Joint Fisheries Research

Together with Giigoonyag (“giigoonyag”, pronounced gi-go-yag, means “fishes”) is a collaborative and community-based research project between the Saugeen Ojibway Nation (collectively known as Chippewas of Nawash Unceded First Nation and Chippewas of Saugeen First Nation), Parks Canada – Fathom Five National Marine Park, and Ontario Ministry of Natural Resources and Forestry. This initiative will bridge Indigenous and Western science-based knowledge systems through a two-eyed seeing approach. This initiative will help us better understand lake whitefish (Atikameg in Anishinaabemowin) in Lake Huron, including Georgian Bay and the Saugeen Ojibway Nation Traditional Territory. Through a series of different studies over the next 5-years, we aim to work collaboratively, bringing together scientists, decision makers and knowledge holders including community members and fish harvesters.

Over the past two decades, the Lake Huron ecosystem has undergone drastic changes, resulting in the decline of lake whitefish throughout Lake Huron. While lake whitefish is our primary focus, we will be including other species such as lake trout in this work. Lake whitefish are a socio-ecologically important fish species playing a vital role in the ecosystems of Lake Huron and in cultural and economic contexts for the Saugeen Ojibway Nation, who have harvested them since time immemorial. The project takes a “two-eyed seeing” approach by applying Indigenous and Western scientific ways of knowing to address the concerns about fish and the water in the Saugeen Ojibway Nation Traditional Territory. The Together with Giigoonyag initiative will build relationships, provide data to inform lake-wide fisheries management, and foster mutual understanding.

Saugeen Ojibway Nation – Indigenous Ecological Knowledge:

Community-based researchers will be conducting Indigenous ecological knowledge interviews regarding lake whitefish and the species’ role within the food web with knowledge keepers including fish harvesters and Elders from the Saugeen Ojibway Nation. These interviews will include a mapping component to identify important information such as spawning shoals, key movement corridors, seasonal occurrences, and culturally significant locations. This knowledge will be analyzed and used to inform other components of the Together with Giigoonyag initiative and ongoing Nation-to-Nation dialogue.

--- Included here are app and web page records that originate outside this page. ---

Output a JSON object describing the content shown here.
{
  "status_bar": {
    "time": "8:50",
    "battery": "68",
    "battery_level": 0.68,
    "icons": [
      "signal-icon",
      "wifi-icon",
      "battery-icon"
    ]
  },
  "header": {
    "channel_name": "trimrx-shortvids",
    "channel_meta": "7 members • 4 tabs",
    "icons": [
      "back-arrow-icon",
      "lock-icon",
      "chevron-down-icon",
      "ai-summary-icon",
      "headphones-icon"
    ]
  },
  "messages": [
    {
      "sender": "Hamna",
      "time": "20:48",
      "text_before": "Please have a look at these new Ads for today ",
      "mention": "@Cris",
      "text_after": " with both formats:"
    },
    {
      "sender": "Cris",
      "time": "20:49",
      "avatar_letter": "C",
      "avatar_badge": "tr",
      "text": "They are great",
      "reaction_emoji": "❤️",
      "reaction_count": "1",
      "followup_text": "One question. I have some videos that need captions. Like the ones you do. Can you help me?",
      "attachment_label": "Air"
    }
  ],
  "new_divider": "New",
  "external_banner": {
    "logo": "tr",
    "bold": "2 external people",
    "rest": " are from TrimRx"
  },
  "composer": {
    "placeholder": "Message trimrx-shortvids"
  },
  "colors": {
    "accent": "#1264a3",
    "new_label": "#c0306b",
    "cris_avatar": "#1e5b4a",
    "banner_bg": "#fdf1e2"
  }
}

Acoustic Telemetry:

Knowledge of a fish species’ movement patterns are fundamental to understanding that species’ biology. For a harvested species of ecological and cultural importance like lake whitefish, knowledge of that species movement patterns is also critical information for fisheries managers. An acoustic telemetry system consists of two main components: transmitters and receivers. Transmitters are electronic tags that broadcast a series of “pings” (sound pulses) into the surrounding water. These tags will be surgically implanted into fish of interest and released back into the wild. Listening stations (receivers) are placed on the bottom of the lake at various locations to “listen” for tagged fish as they swim by. The receivers are periodically retrieved and the information they have recorded is downloaded for scientific study.

Using acoustic telemetry, this project will monitor the lake-wide movements of lake whitefish, providing valuable data on home-range size and seasonal movements of various populations. This will be the first time that an acoustic telemetry project of this scale is undertaken in Lake Huron. Broader scale collaboration will be encouraged. The telemetry array established through this project will be able to provide the basis for future projects tracking movements of other species in Lake Huron.

Larval Fish and Habitat Assessment:

Mature lake whitefish gather and spawn in the fall over shallow and rocky shoals along the shores of Lake Huron and Georgian Bay. The eggs overwinter and hatch as larval fish the following spring. At present, there is limited knowledge of the factors that affect spawning success (e.g. invasive species, algal blooms, and climate change). This component of the project will include conducting larval fish and plankton surveys, as well as spawning shoal mapping. The results from mapping Saugeen Ojibway Nation Indigenous ecological knowledge will inform the application of remote sensing technology to assess fish habitat and locations/timing for larval fish assessments.

Long-term Monitoring Indicators:

Long-term monitoring is essential to understanding changes in fish communities and providing information for sustainable management. Through this project, new indicators will be developed to assess the status of key species and aquatic habitats as part of Fathom Five National Marine Park ecological monitoring program and regional monitoring programmes.